I’ve been working on my own website for quite some time and it probably took so long because of how hard it is to just start. For example, I wanted to use a new tool to build the site but I had to learn how to use the tool before I could implement it. Then I’ve got to actually design the thing which you’d think is simple cause you’re working for yourself. You quickly realize how little you know yourself and end up having to go on some journey to find your spirit animal.
“Doing something difficult requires us to hit the wall that feels uncomfortable, causes uncertainty, and makes the sweat pop out on our forehead. Sometimes the hard work requires us to do something we haven’t done before. Other times we’re using skills we already have, but the nature of the work requires decisions to be made as you build, and decisions are hard (what if I make the wrong one!). Having to make many decisions even harder.” —Chris Bowler
All of this work takes time and energy that you might spend doing something that’s already familiar and comfortable.
So why do we do it? Why push ourselves into new uncharted seas when the current stream is quiet enough?
Taking back control
I think for me part of it is taking back control.
One of my motivations for going freelance is taking back control. I’ve been working retail for nearly 8 years now, and I’ve worked at some pretty awesome places, but one thing is starting to wear me out is the fact that I can’t dictate my own schedule. I knew what I was signing up for but working evenings and weekends away from your family eventually breaks down your relationships and work-life balance.
“Evaluating where you’re at with yourself, regardless of how busy you think you are, needs to be a priority. If you are too busy to see you’re pretty much only doing shit you don’t like to do, you’re going to keep on doing that shit until it’s too late.” —Paul Jarvis
Getting started is all about pushing a bit further every day. It doesn’t have to be much but each contribution adds up.
Just Ship It
I’m a perfectionist. I find it incredibly hard to “just ship it.” I dwell on things for too long, making sure they are just right, but often by the time I make a decision, the moment has passed. I might not have actually made any better changes anyways! Breaking tasks down into smaller pieces, even if it doesn’t seem like it adds up to much, can make large tasks seem much easier to take on.
“A Minimum Viable Product isn’t about making a bad first product. It’s about focusing on what’s most important and what solves the problem you set out to in the quickest and easiest way. After that? Well, that’s when the fun begins.” —Mikael Cho
Learning to just let things go and to put them out there as a minimal viable product has really helped me to stay motivated, learn from feedback, and then reiterate on this to actually be productive.
Getting over the fear of failure
“…fear is a romantic fallacy that we appropriate to create inaction within ourselves, making actions seem as though they have insurmountable odds, so that we don’t even try. We feign safety; we remain motionless. With that we create depravity within ourselves, and we limit our own very potential in life.” —Sean Smith

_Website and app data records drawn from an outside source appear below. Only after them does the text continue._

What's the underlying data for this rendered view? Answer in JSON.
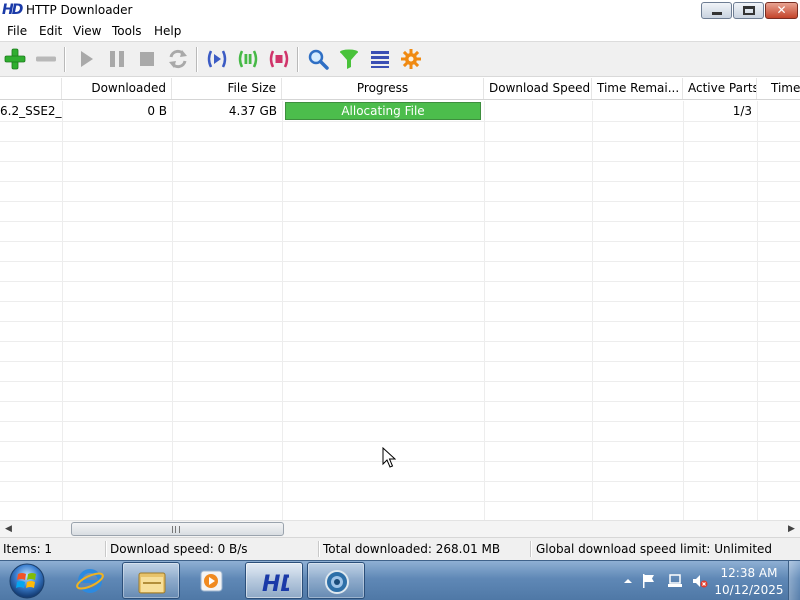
{
  "window": {
    "title": "HTTP Downloader",
    "logo_text": "HD"
  },
  "menu": {
    "items": [
      "File",
      "Edit",
      "View",
      "Tools",
      "Help"
    ]
  },
  "toolbar": {
    "buttons": [
      "add-icon",
      "remove-icon",
      "start-icon",
      "pause-icon",
      "stop-icon",
      "restart-icon",
      "start-all-icon",
      "pause-all-icon",
      "stop-all-icon",
      "search-icon",
      "filter-icon",
      "list-icon",
      "settings-icon"
    ]
  },
  "columns": {
    "downloaded": "Downloaded",
    "file_size": "File Size",
    "progress": "Progress",
    "download_speed": "Download Speed",
    "time_remaining": "Time Remai...",
    "active_parts": "Active Parts",
    "time_elapsed": "Time"
  },
  "rows": [
    {
      "filename": "6.2_SSE2_...",
      "downloaded": "0 B",
      "file_size": "4.37 GB",
      "progress_label": "Allocating File",
      "progress_fraction": 1.0,
      "download_speed": "",
      "time_remaining": "",
      "active_parts": "1/3",
      "time_elapsed": ""
    }
  ],
  "status": {
    "items": "Items: 1",
    "download_speed": "Download speed: 0 B/s",
    "total_downloaded": "Total downloaded: 268.01 MB",
    "speed_limit": "Global download speed limit: Unlimited"
  },
  "taskbar": {
    "apps": [
      "internet-explorer-icon",
      "file-explorer-icon",
      "media-player-icon",
      "http-downloader-icon",
      "browser-icon"
    ],
    "clock_time": "12:38 AM",
    "clock_date": "10/12/2025"
  },
  "colors": {
    "progress_fill": "#4cbd4c",
    "accent_blue": "#1a3aa8"
  }
}
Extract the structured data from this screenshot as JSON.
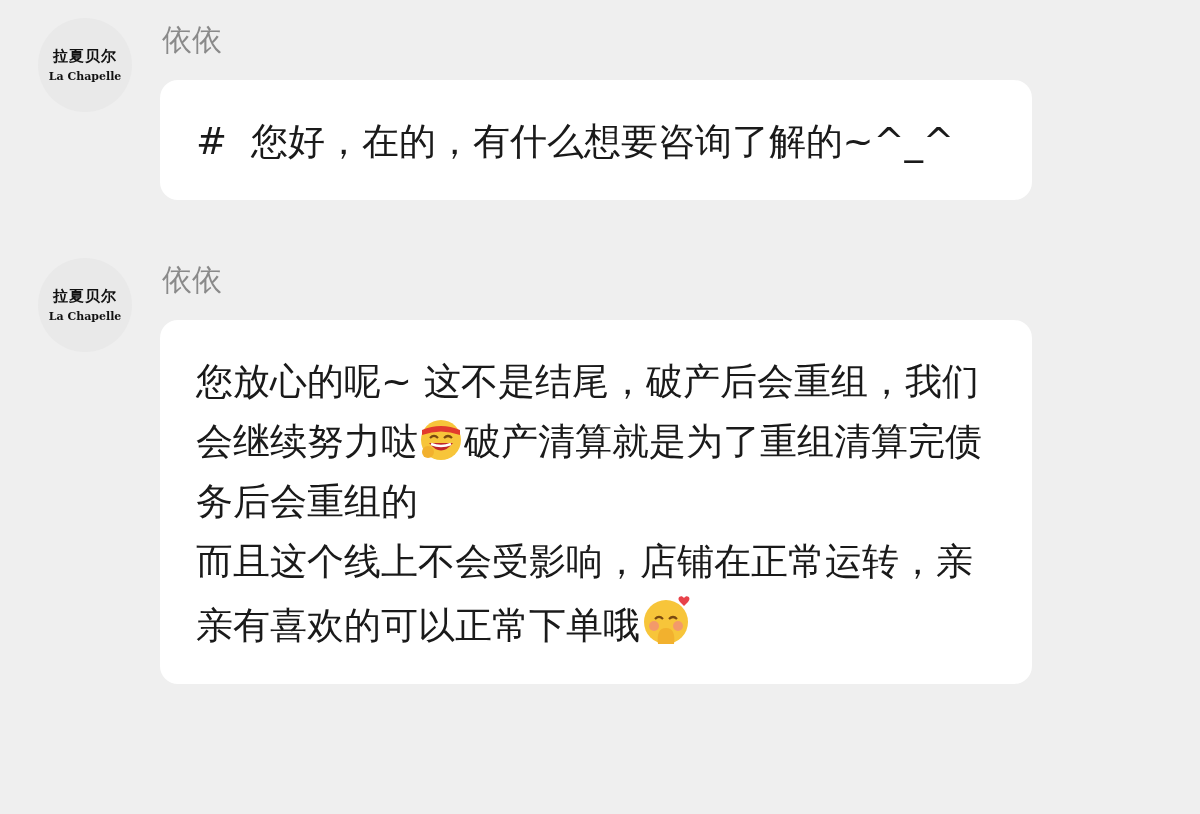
{
  "messages": [
    {
      "sender": "依依",
      "avatar": {
        "name_cn": "拉夏贝尔",
        "name_en": "La Chapelle"
      },
      "paragraphs": [
        [
          {
            "kind": "text",
            "text": "#  您好，在的，有什么想要咨询了解的~^_^"
          }
        ]
      ]
    },
    {
      "sender": "依依",
      "avatar": {
        "name_cn": "拉夏贝尔",
        "name_en": "La Chapelle"
      },
      "paragraphs": [
        [
          {
            "kind": "text",
            "text": "您放心的呢~ 这不是结尾，破产后会重组，我们会继续努力哒"
          },
          {
            "kind": "laugh"
          },
          {
            "kind": "text",
            "text": "破产清算就是为了重组清算完债务后会重组的"
          }
        ],
        [
          {
            "kind": "text",
            "text": "而且这个线上不会受影响，店铺在正常运转，亲亲有喜欢的可以正常下单哦"
          },
          {
            "kind": "shy"
          }
        ]
      ]
    }
  ]
}
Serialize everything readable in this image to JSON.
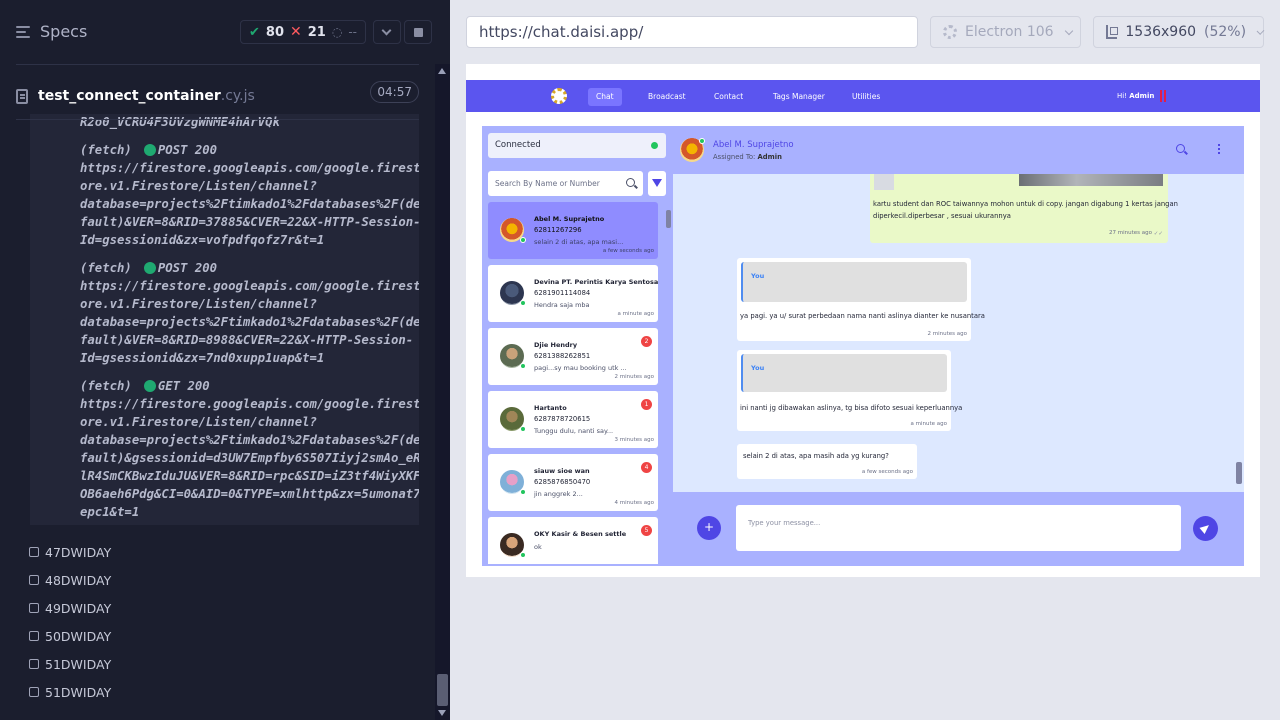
{
  "specs": {
    "title": "Specs",
    "passed": "80",
    "failed": "21",
    "pending": "--",
    "file_name": "test_connect_container",
    "file_ext": ".cy.js",
    "duration": "04:57"
  },
  "log": {
    "first_line": "R2o0_VCRU4F3UVzgWNME4hArVQk",
    "entries": [
      {
        "prefix": "(fetch)",
        "method": "POST 200",
        "lines": [
          "https://firestore.googleapis.com/google.firest",
          "ore.v1.Firestore/Listen/channel?",
          "database=projects%2Ftimkado1%2Fdatabases%2F(de",
          "fault)&VER=8&RID=37885&CVER=22&X-HTTP-Session-",
          "Id=gsessionid&zx=vofpdfqofz7r&t=1"
        ]
      },
      {
        "prefix": "(fetch)",
        "method": "POST 200",
        "lines": [
          "https://firestore.googleapis.com/google.firest",
          "ore.v1.Firestore/Listen/channel?",
          "database=projects%2Ftimkado1%2Fdatabases%2F(de",
          "fault)&VER=8&RID=8988&CVER=22&X-HTTP-Session-",
          "Id=gsessionid&zx=7nd0xupp1uap&t=1"
        ]
      },
      {
        "prefix": "(fetch)",
        "method": "GET 200",
        "lines": [
          "https://firestore.googleapis.com/google.firest",
          "ore.v1.Firestore/Listen/channel?",
          "database=projects%2Ftimkado1%2Fdatabases%2F(de",
          "fault)&gsessionid=d3UW7Empfby6S507Iiyj2smAo_eR",
          "lR4SmCKBwzIduJU&VER=8&RID=rpc&SID=iZ3tf4WiyXKF",
          "OB6aeh6Pdg&CI=0&AID=0&TYPE=xmlhttp&zx=5umonat7",
          "epc1&t=1"
        ]
      }
    ]
  },
  "tests": [
    "47DWIDAY",
    "48DWIDAY",
    "49DWIDAY",
    "50DWIDAY",
    "51DWIDAY",
    "51DWIDAY"
  ],
  "browser": {
    "url": "https://chat.daisi.app/",
    "engine": "Electron 106",
    "viewport": "1536x960",
    "zoom": "(52%)"
  },
  "app": {
    "nav": [
      "Chat",
      "Broadcast",
      "Contact",
      "Tags Manager",
      "Utilities"
    ],
    "greeting_prefix": "Hi!",
    "greeting_user": "Admin",
    "status": "Connected",
    "search_placeholder": "Search By Name or Number",
    "contacts": [
      {
        "name": "Abel M. Suprajetno",
        "phone": "62811267296",
        "msg": "selain 2 di atas, apa masi...",
        "time": "a few seconds ago",
        "badge": ""
      },
      {
        "name": "Devina PT. Perintis Karya Sentosa",
        "phone": "6281901114084",
        "msg": "Hendra saja mba",
        "time": "a minute ago",
        "badge": ""
      },
      {
        "name": "Djie Hendry",
        "phone": "6281388262851",
        "msg": "pagi...sy mau booking utk ...",
        "time": "2 minutes ago",
        "badge": "2"
      },
      {
        "name": "Hartanto",
        "phone": "6287878720615",
        "msg": "Tunggu dulu, nanti say...",
        "time": "3 minutes ago",
        "badge": "1"
      },
      {
        "name": "siauw sioe wan",
        "phone": "6285876850470",
        "msg": "jin anggrek 2...",
        "time": "4 minutes ago",
        "badge": "4"
      },
      {
        "name": "OKY Kasir & Besen settle",
        "phone": "",
        "msg": "ok",
        "time": "",
        "badge": "5"
      }
    ],
    "conversation": {
      "name": "Abel M. Suprajetno",
      "assigned_label": "Assigned To:",
      "assigned_to": "Admin",
      "messages": [
        {
          "text": "kartu student dan ROC taiwannya mohon untuk di copy. jangan digabung 1 kertas jangan",
          "text2": "diperkecil.diperbesar , sesuai ukurannya",
          "time": "27 minutes ago"
        },
        {
          "quote": "You",
          "text": "ya pagi. ya u/ surat perbedaan nama nanti aslinya dianter ke nusantara",
          "time": "2 minutes ago"
        },
        {
          "quote": "You",
          "text": "ini nanti jg dibawakan aslinya, tg bisa difoto sesuai keperluannya",
          "time": "a minute ago"
        },
        {
          "text": "selain 2 di atas, apa masih ada yg kurang?",
          "time": "a few seconds ago"
        }
      ]
    },
    "composer_placeholder": "Type your message..."
  }
}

Crippling fear of failure? I’ve got that. What if this doesn’t happen…what if this does happen?
So what? So what if you don’t succeed right away? At least you’re doing something different and hopefully more in line with your true goals. And heck, if the ship starts sinking you can always swim back to shore and regroup before venturing back out into uncharted seas. I’d rather be failing at something worth doing than succeeding at something I hate.
At some point you just have to start. It can be the smallest of steps or the largest of leaps but one way or another, if you ever intend to do something worth doing, you have to begin.
“Stagnating on an idea, or failing to act leads to anxiety, bitterness, and all around angst. We have to let that go, we have to act, we have to move forward. We have to recognize fear for the fantasy that it is, and act logically towards what will make our life, and those around us better in the end-game.” —Sean Smith